Operas are an interesting breed of art. Some people adore them, while others don’t quite understand the appeal. The College-Conservatory of Music’s opera department continues its 2018-19 MainStage season with Wolfgang Amadeus Mozart’s “La Clemenza Di Tito,” running now through April 14.

The opera is set in 1959 Cuba, where Emperor Tito Vespasian is looking for an empress. Vitellia, daughter of the late Emperor Vitellio, is seeking revenge against Tito for the death of her father. She expected Tito to choose her as empress, but he had two other women in mind.

One of them is Servilia — the sister of Tito’s best friend, Sesto. The problem? Servilia and her love, Annio, are trying to get married. Meanwhile, Vitellia seduces Sesto and uses him to kill Tito.

"La Clemenza Di Tito"

"La Clemenza Di Tito"

Now, put the entire show in Italian with a handful of subtitles, and you understand my confusion. While there were English subtitles above the stage, they were inconsistent. Sometimes, they stopped mid-song. Other times, they didn’t appear at all.

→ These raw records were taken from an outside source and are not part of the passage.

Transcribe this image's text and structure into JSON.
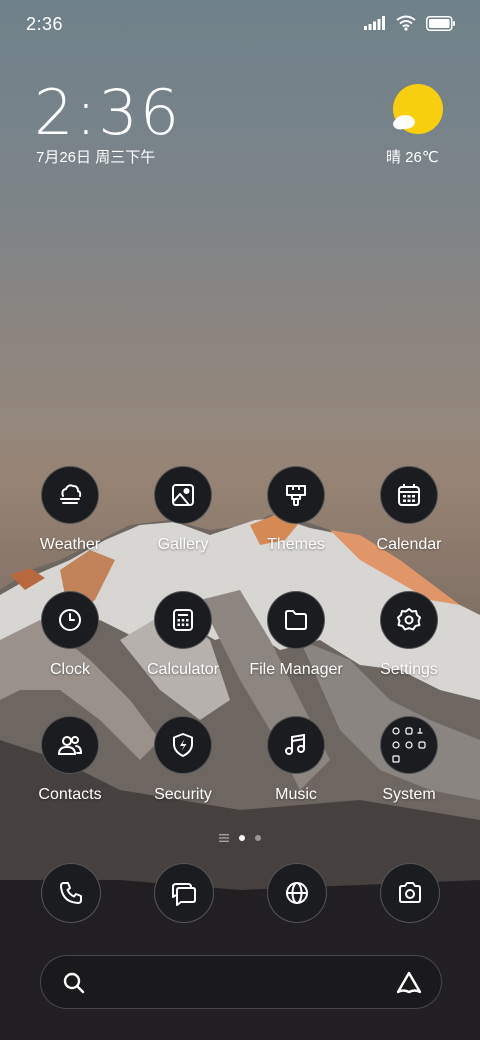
{
  "status_bar": {
    "time": "2:36"
  },
  "clock_widget": {
    "time": "2:36",
    "date": "7月26日 周三下午"
  },
  "weather_widget": {
    "text": "晴 26℃",
    "sun_color": "#f7cf0e"
  },
  "apps": [
    {
      "label": "Weather",
      "icon": "weather-icon"
    },
    {
      "label": "Gallery",
      "icon": "gallery-icon"
    },
    {
      "label": "Themes",
      "icon": "themes-icon"
    },
    {
      "label": "Calendar",
      "icon": "calendar-icon"
    },
    {
      "label": "Clock",
      "icon": "clock-icon"
    },
    {
      "label": "Calculator",
      "icon": "calculator-icon"
    },
    {
      "label": "File Manager",
      "icon": "folder-icon"
    },
    {
      "label": "Settings",
      "icon": "gear-icon"
    },
    {
      "label": "Contacts",
      "icon": "contacts-icon"
    },
    {
      "label": "Security",
      "icon": "shield-icon"
    },
    {
      "label": "Music",
      "icon": "music-icon"
    },
    {
      "label": "System",
      "icon": "folder-grid-icon"
    }
  ],
  "page_indicator": {
    "pages": 2,
    "current": 1
  },
  "dock": [
    "phone-icon",
    "messages-icon",
    "browser-icon",
    "camera-icon"
  ],
  "search_bar": {
    "icon": "search-icon",
    "assistant_icon": "assistant-icon"
  }
}
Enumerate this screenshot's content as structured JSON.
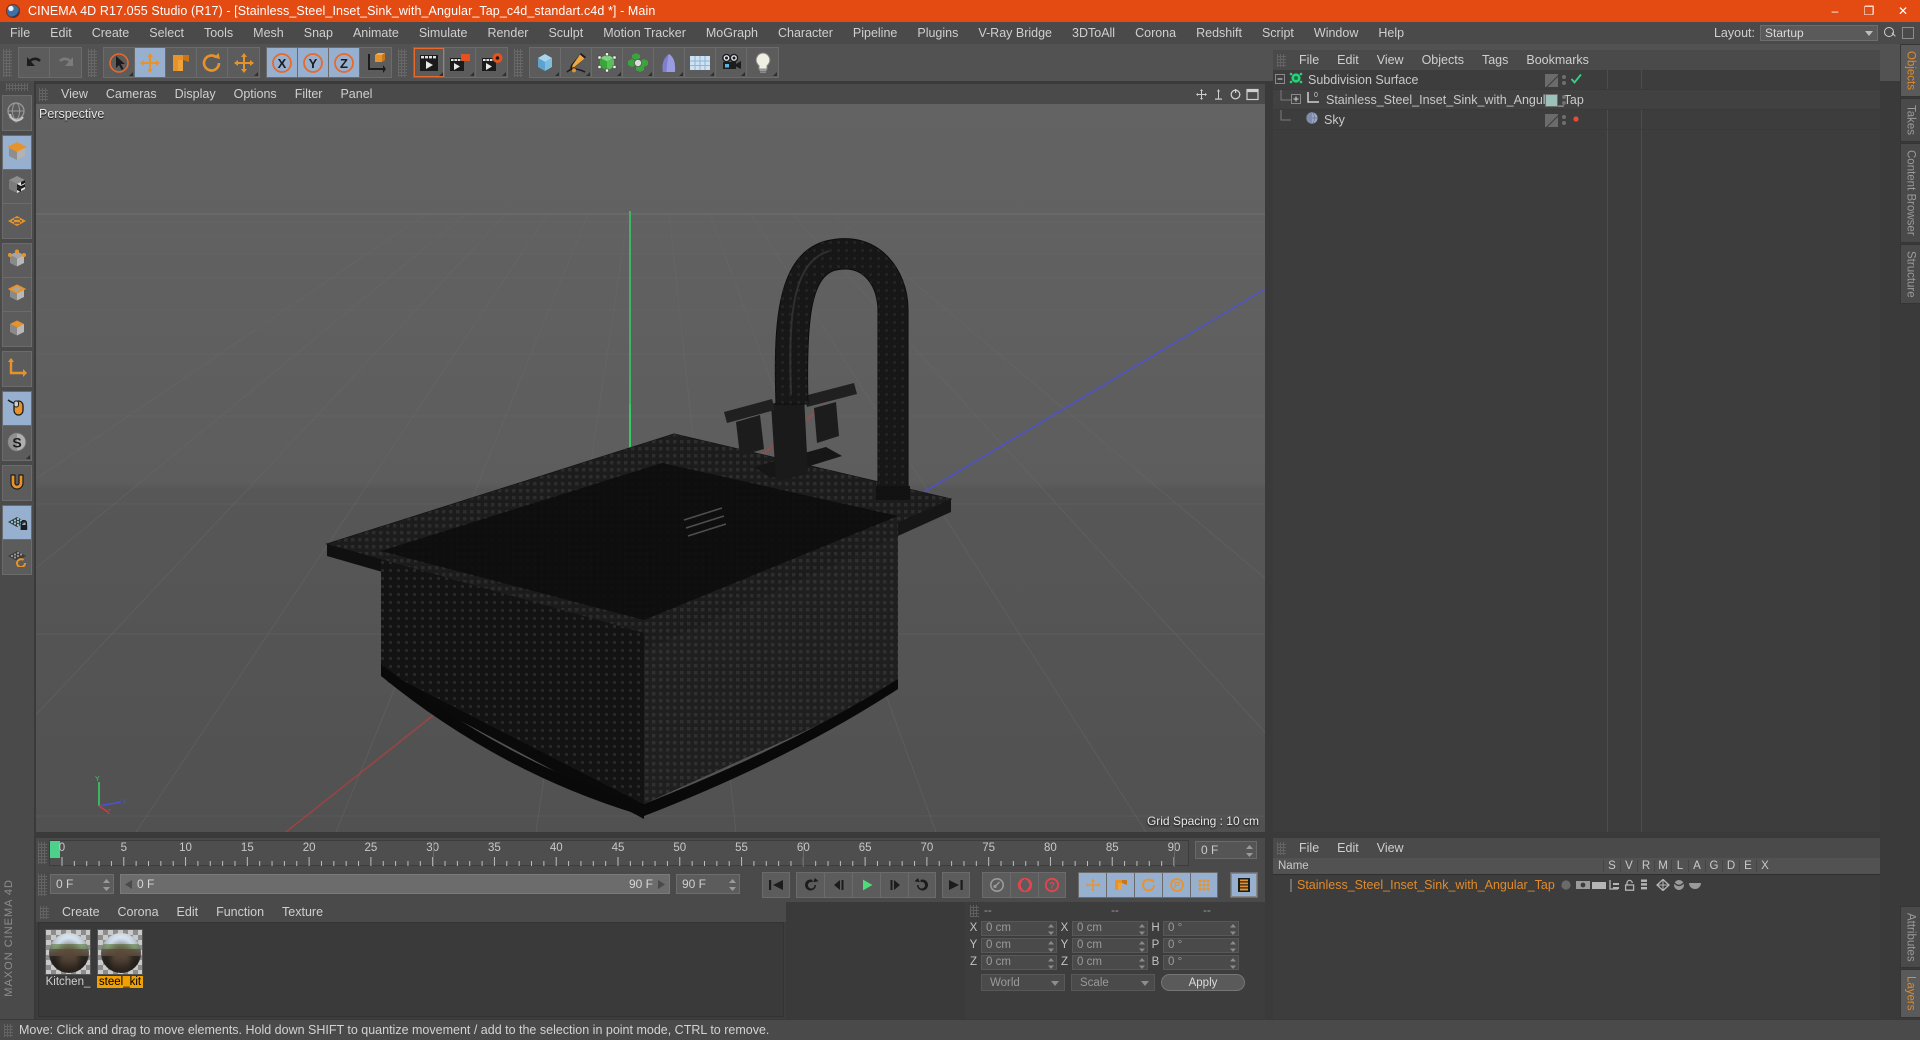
{
  "app": {
    "title": "CINEMA 4D R17.055 Studio (R17) - [Stainless_Steel_Inset_Sink_with_Angular_Tap_c4d_standart.c4d *] - Main",
    "accent": "#e44b12",
    "minimize": "–",
    "maximize": "❐",
    "close": "✕"
  },
  "menubar": {
    "items": [
      "File",
      "Edit",
      "Create",
      "Select",
      "Tools",
      "Mesh",
      "Snap",
      "Animate",
      "Simulate",
      "Render",
      "Sculpt",
      "Motion Tracker",
      "MoGraph",
      "Character",
      "Pipeline",
      "Plugins",
      "V-Ray Bridge",
      "3DToAll",
      "Corona",
      "Redshift",
      "Script",
      "Window",
      "Help"
    ],
    "layout_label": "Layout:",
    "layout_value": "Startup"
  },
  "toolbar": {
    "groups": [
      {
        "buttons": [
          {
            "name": "undo",
            "icon": "undo-icon",
            "state": "normal"
          },
          {
            "name": "redo",
            "icon": "redo-icon",
            "state": "disabled"
          }
        ]
      },
      {
        "buttons": [
          {
            "name": "live-selection",
            "icon": "cursor-select-icon",
            "state": "menu"
          },
          {
            "name": "move",
            "icon": "move-icon",
            "state": "active"
          },
          {
            "name": "scale",
            "icon": "scale-icon",
            "state": "normal"
          },
          {
            "name": "rotate",
            "icon": "rotate-icon",
            "state": "normal"
          },
          {
            "name": "move-dup",
            "icon": "move-icon",
            "state": "menu"
          }
        ]
      },
      {
        "buttons": [
          {
            "name": "x-axis",
            "icon": "x-axis-icon",
            "state": "active"
          },
          {
            "name": "y-axis",
            "icon": "y-axis-icon",
            "state": "active"
          },
          {
            "name": "z-axis",
            "icon": "z-axis-icon",
            "state": "active"
          },
          {
            "name": "world-object-coord",
            "icon": "world-coord-icon",
            "state": "normal"
          }
        ]
      },
      {
        "buttons": [
          {
            "name": "render-view",
            "icon": "render-view-icon",
            "state": "selected"
          },
          {
            "name": "render-region",
            "icon": "render-region-icon",
            "state": "menu"
          },
          {
            "name": "render-settings",
            "icon": "render-settings-icon",
            "state": "menu"
          }
        ]
      },
      {
        "buttons": [
          {
            "name": "add-cube",
            "icon": "cube-icon",
            "state": "menu"
          },
          {
            "name": "add-spline",
            "icon": "pen-spline-icon",
            "state": "menu"
          },
          {
            "name": "add-generator",
            "icon": "generator-icon",
            "state": "menu"
          },
          {
            "name": "add-array",
            "icon": "array-icon",
            "state": "menu"
          },
          {
            "name": "add-deformer",
            "icon": "bend-deformer-icon",
            "state": "menu"
          },
          {
            "name": "add-environment",
            "icon": "floor-grid-icon",
            "state": "menu"
          },
          {
            "name": "add-camera",
            "icon": "camera-icon",
            "state": "menu"
          },
          {
            "name": "add-light",
            "icon": "light-bulb-icon",
            "state": "menu"
          }
        ]
      }
    ]
  },
  "lefttoolbar": {
    "groups": [
      [
        {
          "name": "undo-view",
          "icon": "globe-undo-icon",
          "state": "normal"
        }
      ],
      [
        {
          "name": "model-mode",
          "icon": "model-cube-icon",
          "state": "active"
        },
        {
          "name": "texture-mode",
          "icon": "texture-checker-icon",
          "state": "normal"
        },
        {
          "name": "workplane",
          "icon": "workplane-grid-icon",
          "state": "normal"
        }
      ],
      [
        {
          "name": "points-mode",
          "icon": "points-cube-icon",
          "state": "normal"
        },
        {
          "name": "edges-mode",
          "icon": "edges-cube-icon",
          "state": "normal"
        },
        {
          "name": "polygons-mode",
          "icon": "polygons-cube-icon",
          "state": "normal"
        }
      ],
      [
        {
          "name": "axis-modify",
          "icon": "axis-arrow-icon",
          "state": "normal"
        }
      ],
      [
        {
          "name": "viewport-solo",
          "icon": "mouse-icon",
          "state": "active"
        },
        {
          "name": "snap-settings",
          "icon": "s-snap-icon",
          "state": "menu"
        }
      ],
      [
        {
          "name": "magnet-tool",
          "icon": "magnet-icon",
          "state": "normal"
        }
      ],
      [
        {
          "name": "workplane-lock",
          "icon": "workplane-lock-icon",
          "state": "active"
        },
        {
          "name": "workplane-rotate",
          "icon": "workplane-rotate-icon",
          "state": "normal"
        }
      ]
    ],
    "brand": "MAXON CINEMA 4D"
  },
  "viewport": {
    "menu": [
      "View",
      "Cameras",
      "Display",
      "Options",
      "Filter",
      "Panel"
    ],
    "label": "Perspective",
    "grid_spacing": "Grid Spacing : 10 cm",
    "axis_labels": {
      "y": "Y",
      "x": "X",
      "z": "Z"
    },
    "background": "#5a5a5a",
    "model": "Stainless steel inset sink with angular tap (dark wireframe shaded)"
  },
  "object_manager": {
    "menu": [
      "File",
      "Edit",
      "View",
      "Objects",
      "Tags",
      "Bookmarks"
    ],
    "rows": [
      {
        "name": "Subdivision Surface",
        "icon": "subdivision-surface-icon",
        "indent": 0,
        "selected": false,
        "expander": "minus",
        "visible_dot": "check",
        "tag": "none"
      },
      {
        "name": "Stainless_Steel_Inset_Sink_with_Angular_Tap",
        "icon": "null-object-icon",
        "indent": 1,
        "selected": false,
        "expander": "plus",
        "visible_dot": "none",
        "tag": "material"
      },
      {
        "name": "Sky",
        "icon": "sky-object-icon",
        "indent": 1,
        "selected": false,
        "expander": "none",
        "visible_dot": "red",
        "tag": "none"
      }
    ]
  },
  "right_tabs_top": [
    "Objects",
    "Takes",
    "Content Browser",
    "Structure"
  ],
  "right_tabs_bottom": [
    "Attributes",
    "Layers"
  ],
  "timeline": {
    "ticks": [
      0,
      5,
      10,
      15,
      20,
      25,
      30,
      35,
      40,
      45,
      50,
      55,
      60,
      65,
      70,
      75,
      80,
      85,
      90
    ],
    "current_frame_field": "0 F",
    "start_frame": "0 F",
    "end_frame_slider": "90 F",
    "end_frame_field": "90 F",
    "left_field": "0 F",
    "transport": [
      {
        "name": "go-to-start",
        "icon": "skip-start-icon"
      },
      {
        "name": "previous-key",
        "icon": "prev-key-icon"
      },
      {
        "name": "step-back",
        "icon": "step-back-icon"
      },
      {
        "name": "play",
        "icon": "play-icon"
      },
      {
        "name": "step-forward",
        "icon": "step-forward-icon"
      },
      {
        "name": "next-key",
        "icon": "next-key-icon"
      },
      {
        "name": "go-to-end",
        "icon": "skip-end-icon"
      },
      {
        "name": "record-active-objects",
        "icon": "key-record-icon"
      },
      {
        "name": "autokeying",
        "icon": "autokey-icon"
      },
      {
        "name": "keyframe-selection",
        "icon": "keyframe-select-icon"
      },
      {
        "name": "position-key",
        "icon": "move-key-icon"
      },
      {
        "name": "scale-key",
        "icon": "scale-key-icon"
      },
      {
        "name": "rotation-key",
        "icon": "rotate-key-icon"
      },
      {
        "name": "param-key",
        "icon": "param-key-icon"
      },
      {
        "name": "point-level-anim",
        "icon": "pla-icon"
      },
      {
        "name": "timeline-toggle",
        "icon": "film-strip-icon"
      }
    ]
  },
  "material_manager": {
    "menu": [
      "Create",
      "Corona",
      "Edit",
      "Function",
      "Texture"
    ],
    "materials": [
      {
        "label": "Kitchen_",
        "selected": false
      },
      {
        "label": "steel_kit",
        "selected": true
      }
    ]
  },
  "coordinates": {
    "headers": [
      "--",
      "--",
      "--"
    ],
    "rows": [
      {
        "pos_label": "X",
        "pos_value": "0 cm",
        "size_label": "X",
        "size_value": "0 cm",
        "rot_label": "H",
        "rot_value": "0 °"
      },
      {
        "pos_label": "Y",
        "pos_value": "0 cm",
        "size_label": "Y",
        "size_value": "0 cm",
        "rot_label": "P",
        "rot_value": "0 °"
      },
      {
        "pos_label": "Z",
        "pos_value": "0 cm",
        "size_label": "Z",
        "size_value": "0 cm",
        "rot_label": "B",
        "rot_value": "0 °"
      }
    ],
    "coord_system": "World",
    "mode": "Scale",
    "apply": "Apply"
  },
  "attribute_panel": {
    "menu": [
      "File",
      "Edit",
      "View"
    ],
    "columns": [
      "Name",
      "S",
      "V",
      "R",
      "M",
      "L",
      "A",
      "G",
      "D",
      "E",
      "X"
    ],
    "row_name": "Stainless_Steel_Inset_Sink_with_Angular_Tap",
    "row_color": "#e08a2a"
  },
  "statusbar": {
    "text": "Move: Click and drag to move elements. Hold down SHIFT to quantize movement / add to the selection in point mode, CTRL to remove."
  }
}
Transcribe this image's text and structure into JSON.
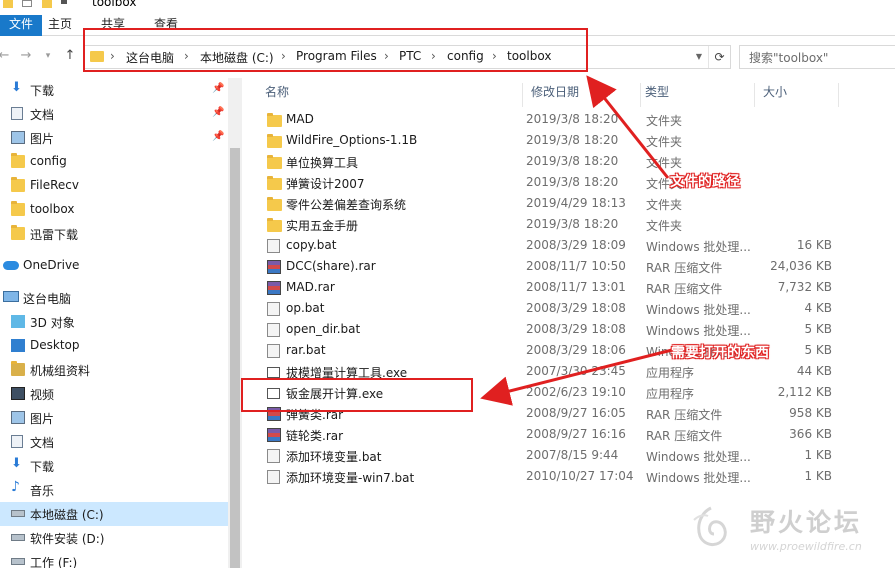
{
  "window": {
    "title": "toolbox"
  },
  "ribbon": {
    "tabs": [
      "文件",
      "主页",
      "共享",
      "查看"
    ]
  },
  "address": {
    "crumbs": [
      "这台电脑",
      "本地磁盘 (C:)",
      "Program Files",
      "PTC",
      "config",
      "toolbox"
    ],
    "separator": "›"
  },
  "search": {
    "placeholder": "搜索\"toolbox\""
  },
  "sidebar": {
    "quick_access": [
      {
        "label": "下载",
        "icon": "download-arrow-icon",
        "pinned": true
      },
      {
        "label": "文档",
        "icon": "document-icon",
        "pinned": true
      },
      {
        "label": "图片",
        "icon": "picture-icon",
        "pinned": true
      },
      {
        "label": "config",
        "icon": "folder-icon",
        "pinned": false
      },
      {
        "label": "FileRecv",
        "icon": "folder-icon",
        "pinned": false
      },
      {
        "label": "toolbox",
        "icon": "folder-icon",
        "pinned": false
      },
      {
        "label": "迅雷下载",
        "icon": "folder-icon",
        "pinned": false
      }
    ],
    "onedrive": {
      "label": "OneDrive",
      "icon": "cloud-icon"
    },
    "this_pc": {
      "label": "这台电脑",
      "icon": "computer-icon"
    },
    "pc_items": [
      {
        "label": "3D 对象",
        "icon": "cube-icon"
      },
      {
        "label": "Desktop",
        "icon": "desktop-icon"
      },
      {
        "label": "机械组资料",
        "icon": "network-folder-icon"
      },
      {
        "label": "视频",
        "icon": "video-icon"
      },
      {
        "label": "图片",
        "icon": "picture-icon"
      },
      {
        "label": "文档",
        "icon": "document-icon"
      },
      {
        "label": "下载",
        "icon": "download-arrow-icon"
      },
      {
        "label": "音乐",
        "icon": "music-note-icon"
      },
      {
        "label": "本地磁盘 (C:)",
        "icon": "drive-icon",
        "selected": true
      },
      {
        "label": "软件安装 (D:)",
        "icon": "drive-icon"
      },
      {
        "label": "工作 (F:)",
        "icon": "drive-icon"
      }
    ]
  },
  "columns": {
    "name": "名称",
    "date": "修改日期",
    "type": "类型",
    "size": "大小"
  },
  "files": [
    {
      "name": "MAD",
      "date": "2019/3/8 18:20",
      "type": "文件夹",
      "size": "",
      "icon": "folder-icon"
    },
    {
      "name": "WildFire_Options-1.1B",
      "date": "2019/3/8 18:20",
      "type": "文件夹",
      "size": "",
      "icon": "folder-icon"
    },
    {
      "name": "单位换算工具",
      "date": "2019/3/8 18:20",
      "type": "文件夹",
      "size": "",
      "icon": "folder-icon"
    },
    {
      "name": "弹簧设计2007",
      "date": "2019/3/8 18:20",
      "type": "文件夹",
      "size": "",
      "icon": "folder-icon"
    },
    {
      "name": "零件公差偏差查询系统",
      "date": "2019/4/29 18:13",
      "type": "文件夹",
      "size": "",
      "icon": "folder-icon"
    },
    {
      "name": "实用五金手册",
      "date": "2019/3/8 18:20",
      "type": "文件夹",
      "size": "",
      "icon": "folder-icon"
    },
    {
      "name": "copy.bat",
      "date": "2008/3/29 18:09",
      "type": "Windows 批处理...",
      "size": "16 KB",
      "icon": "bat-gear-icon"
    },
    {
      "name": "DCC(share).rar",
      "date": "2008/11/7 10:50",
      "type": "RAR 压缩文件",
      "size": "24,036 KB",
      "icon": "rar-archive-icon"
    },
    {
      "name": "MAD.rar",
      "date": "2008/11/7 13:01",
      "type": "RAR 压缩文件",
      "size": "7,732 KB",
      "icon": "rar-archive-icon"
    },
    {
      "name": "op.bat",
      "date": "2008/3/29 18:08",
      "type": "Windows 批处理...",
      "size": "4 KB",
      "icon": "bat-gear-icon"
    },
    {
      "name": "open_dir.bat",
      "date": "2008/3/29 18:08",
      "type": "Windows 批处理...",
      "size": "5 KB",
      "icon": "bat-gear-icon"
    },
    {
      "name": "rar.bat",
      "date": "2008/3/29 18:06",
      "type": "Windows 批处理...",
      "size": "5 KB",
      "icon": "bat-gear-icon"
    },
    {
      "name": "拔模增量计算工具.exe",
      "date": "2007/3/30 23:45",
      "type": "应用程序",
      "size": "44 KB",
      "icon": "exe-app-icon"
    },
    {
      "name": "钣金展开计算.exe",
      "date": "2002/6/23 19:10",
      "type": "应用程序",
      "size": "2,112 KB",
      "icon": "exe-app-icon"
    },
    {
      "name": "弹簧类.rar",
      "date": "2008/9/27 16:05",
      "type": "RAR 压缩文件",
      "size": "958 KB",
      "icon": "rar-archive-icon"
    },
    {
      "name": "链轮类.rar",
      "date": "2008/9/27 16:16",
      "type": "RAR 压缩文件",
      "size": "366 KB",
      "icon": "rar-archive-icon"
    },
    {
      "name": "添加环境变量.bat",
      "date": "2007/8/15 9:44",
      "type": "Windows 批处理...",
      "size": "1 KB",
      "icon": "bat-gear-icon"
    },
    {
      "name": "添加环境变量-win7.bat",
      "date": "2010/10/27 17:04",
      "type": "Windows 批处理...",
      "size": "1 KB",
      "icon": "bat-gear-icon"
    }
  ],
  "annotations": {
    "path_label": "文件的路径",
    "target_label": "需要打开的东西",
    "color": "#e02020"
  },
  "watermark": {
    "text": "野火论坛",
    "url": "www.proewildfire.cn"
  },
  "colors": {
    "accent": "#1979ca",
    "selection": "#cce8ff",
    "folder": "#f5c94b",
    "annotation": "#e02020"
  }
}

Overall, it made the plot incredibly difficult to follow.

This said, the talent of the cast is next level — as is expected with CCM. Each voice in the company was stronger than the next, and there were several performances that showcased stellar acting talent.

Grace Kiver (Annio) was a highlight of the show. Kiver’s stage presence is unmatched: she boasts honest, impassioned acting skills with a gorgeous voice to match. She appeared to connect with every performer onstage, and she never let the singing do the work for her.

Still, the stars of this production were the technical elements. The beautiful lighting and intricate period costumes made for a captivating spectacle, even when the plot lost me.

During the overture, Teresa Perrotta (Vitellia) strolls across the dimly lit stage, turning on various lamps that leave the mansion-esque set in a gorgeous golden glow to set the mood. The entire first act is played on the same set, but in the second act, the set becomes the lead. Desks and podiums come from below the stage, and giant wall decor comes from above. Each element left me stunned and pulled me right back in.

The late 50s is such an exciting time period for fashion and costume design, and Rachel C. Boylan doesn’t disappoint. The show featured pill box hats, bomber jackets and plenty of fit and flare dresses — all my favorite things.

Despite the talented crew and advanced technical elements, I can’t say I understood the appeal of this opera. I have mad respect for the performers, but I don’t plan on seeing this one again.